* **Your assignment**: Among the records below, find the lines containing "Всего" and state only how many there are.

--- START ---

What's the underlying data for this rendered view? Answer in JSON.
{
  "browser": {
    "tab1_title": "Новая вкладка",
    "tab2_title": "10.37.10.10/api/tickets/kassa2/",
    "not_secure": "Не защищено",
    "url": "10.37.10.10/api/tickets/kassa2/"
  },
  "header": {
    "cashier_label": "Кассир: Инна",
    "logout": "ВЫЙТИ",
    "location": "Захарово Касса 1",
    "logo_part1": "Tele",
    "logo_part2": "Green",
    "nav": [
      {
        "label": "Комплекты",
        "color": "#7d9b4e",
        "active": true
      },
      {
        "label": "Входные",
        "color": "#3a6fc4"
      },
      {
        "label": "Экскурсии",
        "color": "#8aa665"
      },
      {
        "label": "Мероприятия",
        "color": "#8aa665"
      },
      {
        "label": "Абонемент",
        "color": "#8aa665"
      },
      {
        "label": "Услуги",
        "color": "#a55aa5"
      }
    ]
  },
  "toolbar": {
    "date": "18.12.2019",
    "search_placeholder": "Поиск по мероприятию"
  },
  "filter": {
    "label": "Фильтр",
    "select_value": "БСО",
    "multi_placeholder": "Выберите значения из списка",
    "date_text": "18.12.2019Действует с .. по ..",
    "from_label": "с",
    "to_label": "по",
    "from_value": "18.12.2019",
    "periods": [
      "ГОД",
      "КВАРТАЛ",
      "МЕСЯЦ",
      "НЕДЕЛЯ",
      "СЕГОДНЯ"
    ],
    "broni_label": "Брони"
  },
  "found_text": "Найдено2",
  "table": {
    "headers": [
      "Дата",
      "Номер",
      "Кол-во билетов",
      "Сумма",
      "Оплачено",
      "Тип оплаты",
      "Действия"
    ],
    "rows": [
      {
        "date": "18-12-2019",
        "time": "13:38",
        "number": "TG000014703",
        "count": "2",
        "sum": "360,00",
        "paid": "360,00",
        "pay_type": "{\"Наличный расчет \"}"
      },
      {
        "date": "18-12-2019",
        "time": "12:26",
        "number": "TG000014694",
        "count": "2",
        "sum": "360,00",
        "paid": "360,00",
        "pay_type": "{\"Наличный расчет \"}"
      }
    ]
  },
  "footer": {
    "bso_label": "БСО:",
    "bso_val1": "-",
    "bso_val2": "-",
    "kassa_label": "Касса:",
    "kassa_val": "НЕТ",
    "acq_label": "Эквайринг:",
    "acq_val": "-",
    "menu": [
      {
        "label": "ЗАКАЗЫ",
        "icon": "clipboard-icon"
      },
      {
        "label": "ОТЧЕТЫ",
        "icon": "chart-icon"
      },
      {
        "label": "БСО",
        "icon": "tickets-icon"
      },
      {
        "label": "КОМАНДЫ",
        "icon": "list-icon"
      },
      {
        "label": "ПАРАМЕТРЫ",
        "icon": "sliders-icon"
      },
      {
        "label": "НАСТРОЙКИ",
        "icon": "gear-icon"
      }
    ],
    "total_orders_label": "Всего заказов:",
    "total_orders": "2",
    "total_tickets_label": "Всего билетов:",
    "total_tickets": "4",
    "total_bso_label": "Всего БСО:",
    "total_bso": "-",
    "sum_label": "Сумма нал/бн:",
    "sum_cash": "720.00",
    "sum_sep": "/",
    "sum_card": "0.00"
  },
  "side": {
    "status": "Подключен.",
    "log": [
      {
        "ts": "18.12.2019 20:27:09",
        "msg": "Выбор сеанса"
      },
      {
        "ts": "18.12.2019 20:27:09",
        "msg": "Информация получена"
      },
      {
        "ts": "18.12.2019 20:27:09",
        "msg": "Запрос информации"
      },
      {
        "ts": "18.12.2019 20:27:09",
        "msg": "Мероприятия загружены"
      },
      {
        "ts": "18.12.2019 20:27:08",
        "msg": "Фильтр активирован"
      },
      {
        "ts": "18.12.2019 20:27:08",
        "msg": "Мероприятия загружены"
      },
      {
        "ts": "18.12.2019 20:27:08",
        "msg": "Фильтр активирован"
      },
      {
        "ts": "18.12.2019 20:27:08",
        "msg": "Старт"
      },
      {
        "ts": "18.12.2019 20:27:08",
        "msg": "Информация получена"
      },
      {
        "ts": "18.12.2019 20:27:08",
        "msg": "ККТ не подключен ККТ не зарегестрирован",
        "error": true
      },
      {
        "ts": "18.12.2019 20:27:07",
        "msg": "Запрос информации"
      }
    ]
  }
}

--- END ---

* **Exercise response**: 3